Cakewalk have a long history producing DAW software. So with this Sonar 8.5 version you’ll know for sure that you’ll get a well thought quality product that proved itself in the past. Myself I have used Cakewalk in the past several times and I have to admit it worked well for me. In Europe their market share is limited but in the US it’s quite larger mainly due to the fact that guitarists seem to have a sweet spot for Cakewalk for ages. Competition is rather extensive so I’ll be very blunt at times.
Installation takes quite some time since you’ll end up with a whopping 15Gb of new data with the majority being samples and loops. I used that time to read through the paper manual and to me it seemed well written, very helpful and informative.
Starting it up for the first time also means you’ll have to set it up in your personal favor. I do like the way you can set it up and can change pretty much everything. Except for the Synth Rack that is stuck to the bottom of the arranger window.
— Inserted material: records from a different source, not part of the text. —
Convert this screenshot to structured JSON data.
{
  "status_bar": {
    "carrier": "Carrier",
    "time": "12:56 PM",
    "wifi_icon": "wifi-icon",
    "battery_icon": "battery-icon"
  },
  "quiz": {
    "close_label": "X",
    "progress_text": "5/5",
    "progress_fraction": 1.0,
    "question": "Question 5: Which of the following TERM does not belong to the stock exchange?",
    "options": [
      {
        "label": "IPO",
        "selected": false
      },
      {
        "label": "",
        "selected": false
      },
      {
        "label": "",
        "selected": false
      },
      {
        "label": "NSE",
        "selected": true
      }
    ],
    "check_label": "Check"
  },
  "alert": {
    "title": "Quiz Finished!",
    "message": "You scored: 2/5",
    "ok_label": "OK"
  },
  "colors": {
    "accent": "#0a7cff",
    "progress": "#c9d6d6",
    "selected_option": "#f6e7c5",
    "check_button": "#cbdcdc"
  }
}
Keep in mind to scan all the VST’s that you’ve installed otherwise the list of plugins and synths are just the ones that got installed with Sonar. The arranger window itself is your typical sequencer window that shows all the different midi and audio tracks. It’s easy to use and the overview is as it should be. In addition you have different views for editing the piano roll, events, step sequencer, staff, loop constructions and lyrics.
The Console view shows all the different tracks, busses, ins and outs and looks like the controller surface of a digital mixer ended up being one of my favorites. Others are the step sequencer and integrated arpeggiator
This is a rather unique concept of enabling users to make arrangements with the use of graphical aid. It shows a grid where you can assemble all the different parts of a song. To me it seems to be a simplified version of arranging in Ableton Live.
Sonar Producer Edition (PE) has quit a long list of effects and synthesizers. It supports both VST and DirectX types which is a plus. The majority of those are from independent developers which either licensed their plugins or got embraced as a Cakewalk developer altogether. The collection itself proves to be good value for money. For me a spoiled end-user that keeps up with all the latest developments I have to admit that the majority of the plugins are very good but not top notch. Still more than good enough for the majority of the professionals out there since they have proved their value in the past.
VX-64 Vocal strip
PX-64 Percussion strip
VC-64 Vintage Channel 1.5
LP-64 EQ linear phase mastering EQ
LP-64 Multiband linear phase multiband limiter/compressor
TL-64 Tube leveler
TS-64 Transient Shaper
Session drummer 3
Guitar Rig 3
Long favorite of mine Z3TA+ still does deliver. So does Session Drummer 3 which is ideal for putting realistic sounding drums together fast. The Truepiano was a bit of a letdown for me since it sounds rather stale even if you want to use it as a rock piano.
I’ve made a couple of songs with Sonar and after getting used to the GUI I manage to get working with it and to me it’s a no nonsense easy to use interface. You do have the windows clutter like many other sequencer but the arranger view allows you to keep your eyes on the arrangement. You can use several controller interfaces but the default list is rather limited.
During one song I did notice some tiny timing issues with my NI Maschine plugin which I could get rid off after closing the application and reloading the song. I also got an audio error message loading the VC-64 plugin but the application never did crash on me. So all in all there are some quirks but not many.
Sonar 8.5 PE is a mature sequencer with good value for its money. It seems to be geared towards the guitarists/Rock musicians. It offers a wide variety of plugins that do the job. To dance oriented musicians it does seem to be out trumped by some of its competitors in regards of workflow and ease of use.
The same day we published the 8.5 version review, Cakewalk released a new update of their Sonar software called X1. Available as Producer, studio and Essential. With this new version they seem to have addressed the workflow and GUI issues. Smoother interface and ultimate configuration of your GUI with even multi-monitor support. Drag and drop works together with the new browser so that it’s easier and faster to work with.
Although this should be a huge improvement I’m still wondering if it’s enough to compete with other DAWs since competition is pretty stiff at the moment. It’s up to personal taste as well but for current Sonar owners I’d definitely recommend the upgrade.
The producer version has the ProChannel channel-strip with a 1176 style compressor, 4-band vintage modelled EQ and a tube saturation effect. I think Tube saturation in DAWs will become the new craze in DAWs this year! Be aware that the system requirements got changed as well. Intel Core 2 Duo E8200 2.67 GHz/AMD Phenom Quad Core 9750 2.4 Ghz with 2Gb memory are the minimum requirements.